::: Information provided

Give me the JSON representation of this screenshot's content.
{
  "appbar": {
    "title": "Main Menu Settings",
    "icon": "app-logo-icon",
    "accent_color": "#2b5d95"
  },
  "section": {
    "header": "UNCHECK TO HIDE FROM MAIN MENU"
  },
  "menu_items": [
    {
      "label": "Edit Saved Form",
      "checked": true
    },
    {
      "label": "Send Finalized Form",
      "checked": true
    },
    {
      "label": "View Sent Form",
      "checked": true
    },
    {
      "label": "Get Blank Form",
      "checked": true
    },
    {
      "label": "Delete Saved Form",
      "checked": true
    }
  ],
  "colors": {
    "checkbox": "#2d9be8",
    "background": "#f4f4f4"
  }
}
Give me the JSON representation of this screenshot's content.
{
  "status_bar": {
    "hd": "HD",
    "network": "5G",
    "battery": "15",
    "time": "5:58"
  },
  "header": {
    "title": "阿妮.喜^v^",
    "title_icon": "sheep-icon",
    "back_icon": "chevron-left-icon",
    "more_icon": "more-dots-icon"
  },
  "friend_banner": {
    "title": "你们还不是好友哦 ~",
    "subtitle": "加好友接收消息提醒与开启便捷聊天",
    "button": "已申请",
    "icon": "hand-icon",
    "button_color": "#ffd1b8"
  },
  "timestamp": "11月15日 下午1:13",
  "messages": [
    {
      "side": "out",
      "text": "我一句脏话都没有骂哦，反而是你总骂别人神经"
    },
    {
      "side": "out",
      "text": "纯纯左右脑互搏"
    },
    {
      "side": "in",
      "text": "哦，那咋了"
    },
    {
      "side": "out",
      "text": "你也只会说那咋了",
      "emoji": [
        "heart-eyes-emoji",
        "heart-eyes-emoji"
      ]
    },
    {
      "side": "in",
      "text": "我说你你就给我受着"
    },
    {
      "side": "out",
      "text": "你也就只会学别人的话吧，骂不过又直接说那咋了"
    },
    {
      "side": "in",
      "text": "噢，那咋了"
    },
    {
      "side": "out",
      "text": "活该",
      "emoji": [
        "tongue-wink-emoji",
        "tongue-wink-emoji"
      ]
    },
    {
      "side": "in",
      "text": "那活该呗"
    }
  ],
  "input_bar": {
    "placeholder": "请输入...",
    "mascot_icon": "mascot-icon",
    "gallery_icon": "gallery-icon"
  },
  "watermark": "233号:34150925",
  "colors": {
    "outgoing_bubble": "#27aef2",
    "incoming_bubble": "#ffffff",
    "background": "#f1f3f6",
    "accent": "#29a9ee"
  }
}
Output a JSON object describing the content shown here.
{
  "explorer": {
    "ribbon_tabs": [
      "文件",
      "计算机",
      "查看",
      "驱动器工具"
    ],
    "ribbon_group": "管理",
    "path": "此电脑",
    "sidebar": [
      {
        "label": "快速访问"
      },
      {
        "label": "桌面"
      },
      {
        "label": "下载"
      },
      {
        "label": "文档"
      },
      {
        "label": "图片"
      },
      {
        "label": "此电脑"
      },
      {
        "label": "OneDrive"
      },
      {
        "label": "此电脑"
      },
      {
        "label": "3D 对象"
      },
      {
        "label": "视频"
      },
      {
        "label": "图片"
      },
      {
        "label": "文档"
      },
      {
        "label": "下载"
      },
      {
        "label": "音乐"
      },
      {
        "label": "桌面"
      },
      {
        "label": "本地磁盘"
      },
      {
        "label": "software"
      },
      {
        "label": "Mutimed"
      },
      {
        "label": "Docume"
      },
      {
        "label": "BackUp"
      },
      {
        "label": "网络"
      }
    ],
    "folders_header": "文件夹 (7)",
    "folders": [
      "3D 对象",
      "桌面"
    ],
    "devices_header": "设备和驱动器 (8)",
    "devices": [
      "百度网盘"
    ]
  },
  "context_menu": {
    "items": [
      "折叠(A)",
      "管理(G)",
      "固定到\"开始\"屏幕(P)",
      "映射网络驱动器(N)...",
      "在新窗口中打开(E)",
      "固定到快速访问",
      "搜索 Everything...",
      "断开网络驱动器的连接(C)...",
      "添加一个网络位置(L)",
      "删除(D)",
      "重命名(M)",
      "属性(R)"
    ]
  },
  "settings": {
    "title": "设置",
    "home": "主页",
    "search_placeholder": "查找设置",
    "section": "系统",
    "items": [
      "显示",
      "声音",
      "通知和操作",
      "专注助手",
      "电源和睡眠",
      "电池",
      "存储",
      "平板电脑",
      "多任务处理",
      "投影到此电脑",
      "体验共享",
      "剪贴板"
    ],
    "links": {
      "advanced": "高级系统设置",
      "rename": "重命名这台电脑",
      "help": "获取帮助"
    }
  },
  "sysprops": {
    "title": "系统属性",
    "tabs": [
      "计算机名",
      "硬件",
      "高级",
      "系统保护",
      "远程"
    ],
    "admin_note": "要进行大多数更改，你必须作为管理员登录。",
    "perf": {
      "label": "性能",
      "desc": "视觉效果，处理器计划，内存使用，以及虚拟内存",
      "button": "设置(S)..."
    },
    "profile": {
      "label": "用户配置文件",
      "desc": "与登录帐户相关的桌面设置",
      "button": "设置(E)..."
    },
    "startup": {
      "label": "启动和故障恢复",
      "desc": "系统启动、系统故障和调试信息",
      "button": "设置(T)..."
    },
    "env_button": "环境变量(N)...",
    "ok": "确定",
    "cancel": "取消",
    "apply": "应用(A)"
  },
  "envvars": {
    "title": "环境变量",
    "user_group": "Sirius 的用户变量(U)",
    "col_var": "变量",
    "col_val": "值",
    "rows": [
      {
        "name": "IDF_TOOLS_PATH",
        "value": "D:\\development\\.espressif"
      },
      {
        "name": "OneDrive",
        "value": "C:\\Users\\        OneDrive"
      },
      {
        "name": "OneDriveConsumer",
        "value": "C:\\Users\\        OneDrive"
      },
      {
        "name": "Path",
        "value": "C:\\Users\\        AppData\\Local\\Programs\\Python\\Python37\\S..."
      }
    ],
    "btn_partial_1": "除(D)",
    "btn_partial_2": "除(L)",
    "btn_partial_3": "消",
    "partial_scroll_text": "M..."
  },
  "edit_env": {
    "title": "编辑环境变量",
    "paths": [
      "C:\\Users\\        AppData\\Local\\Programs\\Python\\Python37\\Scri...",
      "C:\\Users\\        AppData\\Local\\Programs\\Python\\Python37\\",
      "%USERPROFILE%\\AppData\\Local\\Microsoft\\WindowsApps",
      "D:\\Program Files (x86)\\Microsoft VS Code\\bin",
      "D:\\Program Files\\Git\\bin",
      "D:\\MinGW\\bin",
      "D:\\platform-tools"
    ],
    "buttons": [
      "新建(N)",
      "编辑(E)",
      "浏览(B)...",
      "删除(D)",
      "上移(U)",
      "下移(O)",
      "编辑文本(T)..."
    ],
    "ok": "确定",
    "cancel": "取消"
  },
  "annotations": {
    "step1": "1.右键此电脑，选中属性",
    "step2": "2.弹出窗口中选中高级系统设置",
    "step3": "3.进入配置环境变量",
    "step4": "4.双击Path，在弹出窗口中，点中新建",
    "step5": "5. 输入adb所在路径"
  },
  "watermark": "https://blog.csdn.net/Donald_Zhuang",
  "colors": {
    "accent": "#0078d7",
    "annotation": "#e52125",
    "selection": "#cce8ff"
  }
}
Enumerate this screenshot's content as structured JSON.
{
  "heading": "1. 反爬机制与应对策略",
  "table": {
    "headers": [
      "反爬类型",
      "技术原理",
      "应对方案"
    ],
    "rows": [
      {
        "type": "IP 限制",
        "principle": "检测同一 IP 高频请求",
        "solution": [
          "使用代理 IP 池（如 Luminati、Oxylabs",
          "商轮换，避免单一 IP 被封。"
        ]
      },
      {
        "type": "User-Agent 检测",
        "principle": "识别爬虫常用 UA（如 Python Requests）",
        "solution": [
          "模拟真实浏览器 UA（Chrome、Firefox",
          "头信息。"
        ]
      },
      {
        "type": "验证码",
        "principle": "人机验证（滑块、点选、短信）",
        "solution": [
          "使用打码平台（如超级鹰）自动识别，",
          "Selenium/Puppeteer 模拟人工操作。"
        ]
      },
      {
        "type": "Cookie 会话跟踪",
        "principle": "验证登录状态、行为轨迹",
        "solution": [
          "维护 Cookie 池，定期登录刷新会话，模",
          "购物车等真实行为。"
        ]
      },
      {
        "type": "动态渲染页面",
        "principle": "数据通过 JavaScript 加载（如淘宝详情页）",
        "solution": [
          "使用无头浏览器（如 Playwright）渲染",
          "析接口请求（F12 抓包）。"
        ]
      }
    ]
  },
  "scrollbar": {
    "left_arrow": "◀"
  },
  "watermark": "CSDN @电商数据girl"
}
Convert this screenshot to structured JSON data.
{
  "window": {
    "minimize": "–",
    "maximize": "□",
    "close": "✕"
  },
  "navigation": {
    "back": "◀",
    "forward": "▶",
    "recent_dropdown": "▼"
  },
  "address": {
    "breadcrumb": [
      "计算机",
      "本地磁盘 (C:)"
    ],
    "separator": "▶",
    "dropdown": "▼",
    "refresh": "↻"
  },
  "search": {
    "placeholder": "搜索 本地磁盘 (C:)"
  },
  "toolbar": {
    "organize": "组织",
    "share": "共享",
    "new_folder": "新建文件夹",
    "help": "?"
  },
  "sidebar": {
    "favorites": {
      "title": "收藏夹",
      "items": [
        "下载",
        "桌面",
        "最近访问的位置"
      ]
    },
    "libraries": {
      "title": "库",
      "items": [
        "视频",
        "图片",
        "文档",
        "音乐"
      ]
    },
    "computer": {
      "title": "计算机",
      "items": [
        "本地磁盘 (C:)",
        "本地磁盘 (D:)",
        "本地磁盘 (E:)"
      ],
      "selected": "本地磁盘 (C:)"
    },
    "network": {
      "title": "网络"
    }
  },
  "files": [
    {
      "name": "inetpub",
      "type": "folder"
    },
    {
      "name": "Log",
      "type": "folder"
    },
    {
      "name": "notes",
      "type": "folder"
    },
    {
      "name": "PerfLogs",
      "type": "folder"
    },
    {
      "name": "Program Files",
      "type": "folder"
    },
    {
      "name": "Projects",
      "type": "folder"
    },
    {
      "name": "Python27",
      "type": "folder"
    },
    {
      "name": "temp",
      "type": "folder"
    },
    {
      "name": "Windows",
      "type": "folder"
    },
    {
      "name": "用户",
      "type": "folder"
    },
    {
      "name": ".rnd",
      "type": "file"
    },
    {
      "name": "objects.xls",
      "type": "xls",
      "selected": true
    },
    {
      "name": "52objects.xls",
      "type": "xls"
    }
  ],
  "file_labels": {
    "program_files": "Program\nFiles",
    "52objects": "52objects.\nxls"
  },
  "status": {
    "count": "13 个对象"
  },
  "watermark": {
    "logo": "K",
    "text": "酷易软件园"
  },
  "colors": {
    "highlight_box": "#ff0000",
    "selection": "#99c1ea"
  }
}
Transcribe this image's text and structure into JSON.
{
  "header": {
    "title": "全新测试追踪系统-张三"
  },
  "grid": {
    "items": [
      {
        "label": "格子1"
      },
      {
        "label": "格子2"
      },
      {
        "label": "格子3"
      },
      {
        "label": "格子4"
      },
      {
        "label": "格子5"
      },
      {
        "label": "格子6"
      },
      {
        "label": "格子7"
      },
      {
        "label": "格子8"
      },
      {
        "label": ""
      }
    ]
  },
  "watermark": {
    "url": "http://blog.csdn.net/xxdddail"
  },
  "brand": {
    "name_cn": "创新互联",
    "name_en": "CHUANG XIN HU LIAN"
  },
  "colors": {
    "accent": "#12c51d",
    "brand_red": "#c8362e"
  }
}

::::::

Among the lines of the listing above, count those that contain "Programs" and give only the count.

3